Entries from a dataset of interfaces
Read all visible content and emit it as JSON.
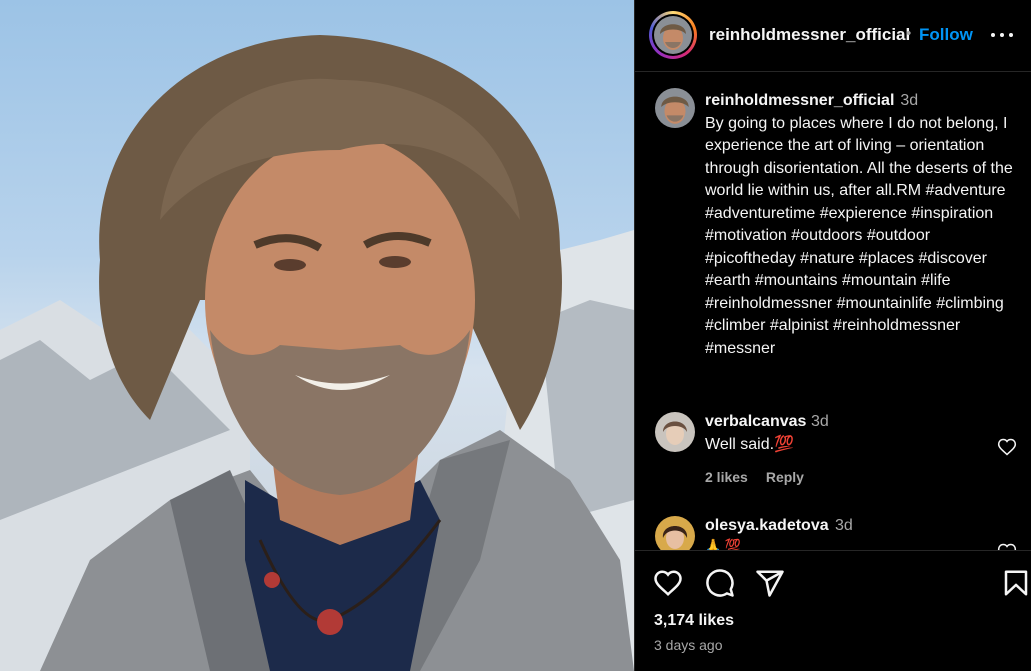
{
  "post": {
    "photo_icon": "portrait-photo",
    "username": "reinholdmessner_official",
    "follow_label": "Follow",
    "separator": "•"
  },
  "caption": {
    "username": "reinholdmessner_official",
    "time": "3d",
    "text": "By going to places where I do not belong, I experience the art of living – orientation through disorientation. All the deserts of the world lie within us, after all.RM #adventure #adventuretime #expierence #inspiration #motivation #outdoors #outdoor #picoftheday #nature #places #discover #earth #mountains #mountain #life #reinholdmessner #mountainlife #climbing #climber #alpinist #reinholdmessner #messner"
  },
  "comments": [
    {
      "username": "verbalcanvas",
      "time": "3d",
      "text": "Well said.💯",
      "likes": "2 likes",
      "reply": "Reply"
    },
    {
      "username": "olesya.kadetova",
      "time": "3d",
      "text": "🙏 💯",
      "likes": "",
      "reply": ""
    }
  ],
  "actions": {
    "likes": "3,174 likes",
    "time_ago": "3 days ago",
    "icons": [
      "heart-icon",
      "comment-icon",
      "share-icon",
      "bookmark-icon"
    ]
  },
  "colors": {
    "accent": "#0095f6",
    "muted": "#a8a8a8",
    "background": "#000000",
    "border": "#262626"
  }
}
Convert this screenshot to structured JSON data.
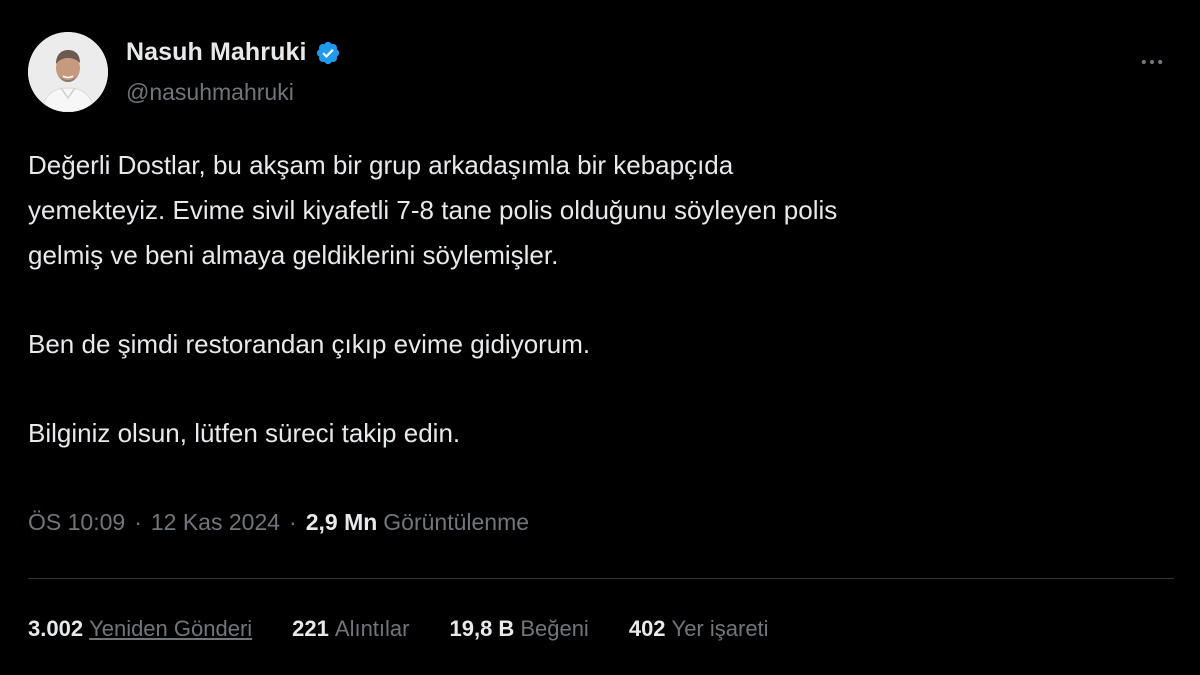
{
  "author": {
    "display_name": "Nasuh Mahruki",
    "handle": "@nasuhmahruki",
    "verified": true,
    "verified_color": "#1d9bf0"
  },
  "tweet": {
    "paragraphs": [
      "Değerli Dostlar, bu akşam bir grup arkadaşımla bir kebapçıda\nyemekteyiz. Evime sivil kiyafetli 7-8 tane polis olduğunu söyleyen polis\ngelmiş ve beni almaya geldiklerini söylemişler.",
      "Ben de şimdi restorandan çıkıp evime gidiyorum.",
      "Bilginiz olsun, lütfen süreci takip edin."
    ]
  },
  "meta": {
    "time": "ÖS 10:09",
    "separator": "·",
    "date": "12 Kas 2024",
    "views_count": "2,9 Mn",
    "views_label": "Görüntülenme"
  },
  "stats": {
    "retweets": {
      "count": "3.002",
      "label": "Yeniden Gönderi"
    },
    "quotes": {
      "count": "221",
      "label": "Alıntılar"
    },
    "likes": {
      "count": "19,8 B",
      "label": "Beğeni"
    },
    "bookmarks": {
      "count": "402",
      "label": "Yer işareti"
    }
  },
  "icons": {
    "more": "more-horizontal-icon",
    "verified": "verified-badge-icon"
  },
  "colors": {
    "background": "#000000",
    "text_primary": "#e7e9ea",
    "text_secondary": "#71767b",
    "divider": "#2f3336"
  }
}
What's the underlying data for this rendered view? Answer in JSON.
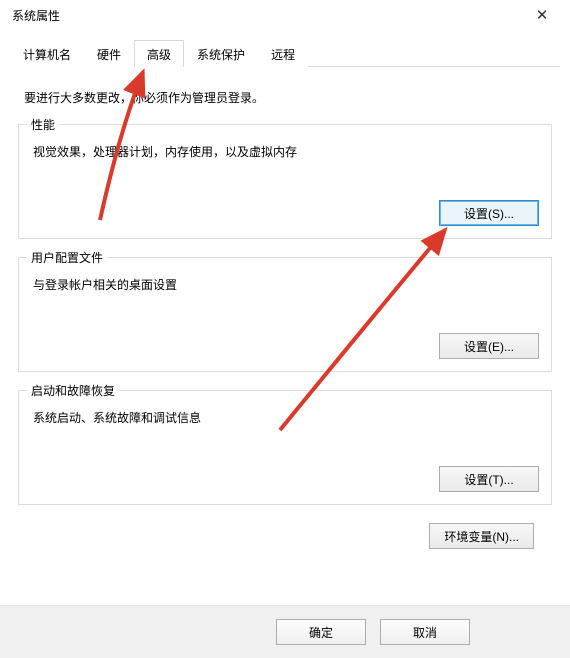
{
  "window": {
    "title": "系统属性",
    "close_icon": "✕"
  },
  "tabs": {
    "computer_name": "计算机名",
    "hardware": "硬件",
    "advanced": "高级",
    "system_protection": "系统保护",
    "remote": "远程"
  },
  "intro": "要进行大多数更改，你必须作为管理员登录。",
  "group_performance": {
    "legend": "性能",
    "desc": "视觉效果，处理器计划，内存使用，以及虚拟内存",
    "settings_btn": "设置(S)..."
  },
  "group_userprofile": {
    "legend": "用户配置文件",
    "desc": "与登录帐户相关的桌面设置",
    "settings_btn": "设置(E)..."
  },
  "group_startup": {
    "legend": "启动和故障恢复",
    "desc": "系统启动、系统故障和调试信息",
    "settings_btn": "设置(T)..."
  },
  "env_btn": "环境变量(N)...",
  "bottom": {
    "ok": "确定",
    "cancel": "取消"
  }
}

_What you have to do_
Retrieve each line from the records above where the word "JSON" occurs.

_Result of the exercise_
Read all visible content and emit it as JSON.
Convert this screenshot to structured JSON data.
What's the underlying data for this rendered view? Answer in JSON.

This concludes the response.